With higher than average pay, a relatively low cost of living, and plenty of teaching opportunities, South Korea has become one of the premier locations for ESL teachers to begin their career teaching English overseas. Below are a few things a teacher needs to know to help them transition to their career in Korea and a few tips to help them in their job search.
Things to know
For a foreigner to be able to work legally in Korea they require an E2 visa. This means a degree is a necessity. Depending on the school, a teaching license from the applicants home country and/or teaching experience may also be required. Discrimination
Korea has always been an extremely insular, homogeneous country. Due to this, age and race can make finding a job difficult for retirees and nonwhite applicants. Cost of living
As a general rule, Korea has a much lower cost of living than the country an English teacher will be coming from, and a teacher's salary will be sufficient to live on and save some money also, but there are a few things that need to be considered. Depending on where the teacher lives and works, taxis can become extremely expensive. Gas prices are also high if the teacher chooses to drive in Korea.
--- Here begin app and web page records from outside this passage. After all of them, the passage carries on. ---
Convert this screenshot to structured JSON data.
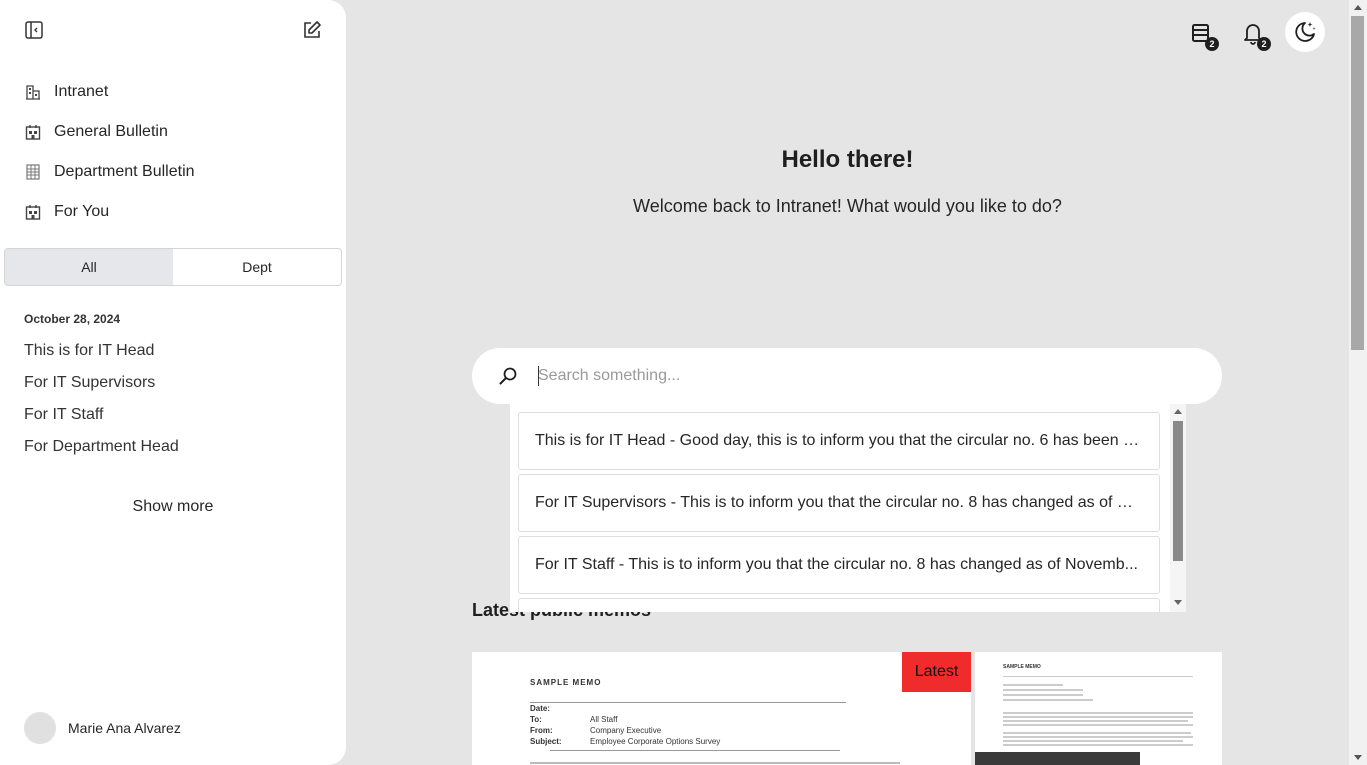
{
  "sidebar": {
    "nav": [
      {
        "label": "Intranet",
        "icon": "building-icon"
      },
      {
        "label": "General Bulletin",
        "icon": "calendar-building-icon"
      },
      {
        "label": "Department Bulletin",
        "icon": "grid-building-icon"
      },
      {
        "label": "For You",
        "icon": "calendar-building-icon"
      }
    ],
    "tabs": [
      "All",
      "Dept"
    ],
    "date_heading": "October 28, 2024",
    "memos": [
      "This is for IT Head",
      "For IT Supervisors",
      "For IT Staff",
      "For Department Head"
    ],
    "show_more": "Show more",
    "user_name": "Marie Ana Alvarez"
  },
  "header": {
    "memos_badge": "2",
    "notifications_badge": "2"
  },
  "main": {
    "greeting": "Hello there!",
    "welcome": "Welcome back to Intranet! What would you like to do?",
    "search_placeholder": "Search something...",
    "suggestions": [
      "This is for IT Head - Good day, this is to inform you that the circular no. 6 has been u...",
      "For IT Supervisors - This is to inform you that the circular no. 8 has changed as of No...",
      "For IT Staff - This is to inform you that the circular no. 8 has changed as of Novemb..."
    ],
    "latest_title": "Latest public memos",
    "latest_badge": "Latest",
    "card1": {
      "heading": "SAMPLE MEMO",
      "date_label": "Date:",
      "to_label": "To:",
      "to_value": "All Staff",
      "from_label": "From:",
      "from_value": "Company Executive",
      "subject_label": "Subject:",
      "subject_value": "Employee Corporate Options Survey"
    },
    "card2": {
      "heading": "SAMPLE MEMO"
    }
  }
}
Koreans don't eat very much meat so it is far more expensive than more common Korean foods. This is especially true of red meat, which is almost all imported. Korea has extremely high tariffs and taxes on imports. Hours
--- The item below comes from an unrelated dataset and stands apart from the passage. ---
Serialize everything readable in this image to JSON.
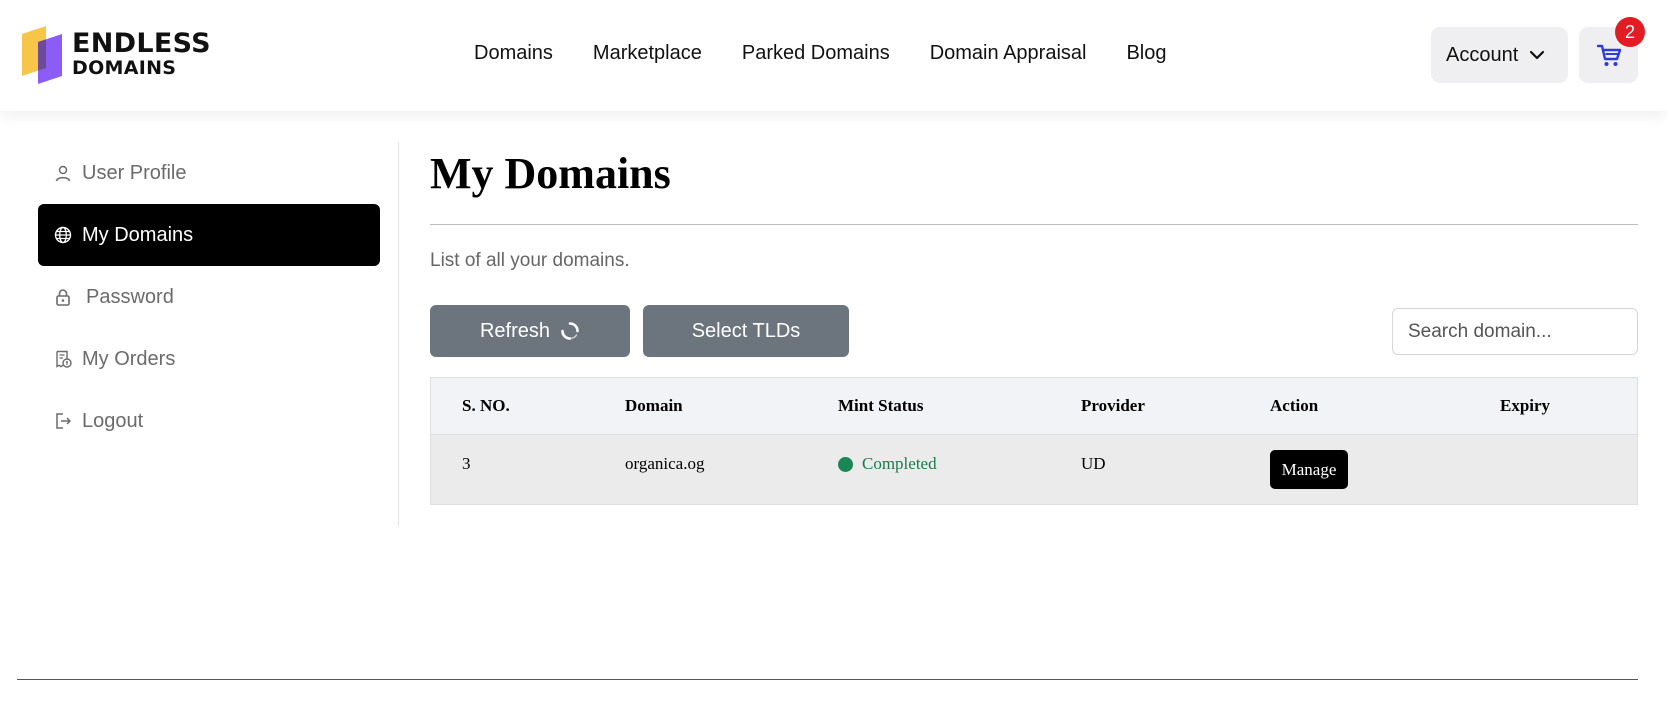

Many schools will expect teachers to spend 30 hours a week actually teaching. While this is slightly higher than average, it isn't that significant. Some schools though, will push teachers to work 40 or more hours. Adding in travel time and prep work, this can quickly become overwhelming. Make sure the amount of teaching hours is clearly spelled out in the contract before agreeing to a position. Benefits
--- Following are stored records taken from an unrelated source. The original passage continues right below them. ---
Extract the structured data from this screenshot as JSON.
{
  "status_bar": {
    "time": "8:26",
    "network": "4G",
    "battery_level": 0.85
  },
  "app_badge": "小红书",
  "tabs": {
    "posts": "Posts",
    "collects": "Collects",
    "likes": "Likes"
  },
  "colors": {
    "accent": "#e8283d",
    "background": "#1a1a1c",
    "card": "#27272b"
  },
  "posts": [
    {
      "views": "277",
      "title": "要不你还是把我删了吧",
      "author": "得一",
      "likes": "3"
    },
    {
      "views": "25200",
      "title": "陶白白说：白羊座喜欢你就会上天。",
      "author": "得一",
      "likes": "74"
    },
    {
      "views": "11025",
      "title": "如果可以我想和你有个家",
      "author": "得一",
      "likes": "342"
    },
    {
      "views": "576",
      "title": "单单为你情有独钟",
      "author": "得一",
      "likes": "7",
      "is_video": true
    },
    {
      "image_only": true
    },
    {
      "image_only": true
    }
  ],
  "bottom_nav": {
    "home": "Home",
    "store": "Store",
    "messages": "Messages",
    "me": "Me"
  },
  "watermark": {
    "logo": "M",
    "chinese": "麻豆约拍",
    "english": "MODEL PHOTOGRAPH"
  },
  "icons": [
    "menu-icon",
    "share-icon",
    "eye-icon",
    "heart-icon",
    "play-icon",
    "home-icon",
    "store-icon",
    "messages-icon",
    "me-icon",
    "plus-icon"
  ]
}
Many schools in Korea will either provide housing or a housing stipend for their teachers. This can be important as housing in certain parts of Korea can be very expensive. Another common benefit is reimbursement for airfare to and from Korea upon completion of a teacher's contract.
Getting a job
Teaching jobs in Korea are generally obtained in one of three ways. 1-Being hired over the internet will usually bring a higher wage and flight reimbursement, but can be difficult. 2-Job placement agencies can help, but many charge high fees and may or may not have the teacher's best interest in mind. 3-Physically going to Korea and searching for jobs has the highest probability of success, but flight reimbursement and visa issues can be a problem with this route.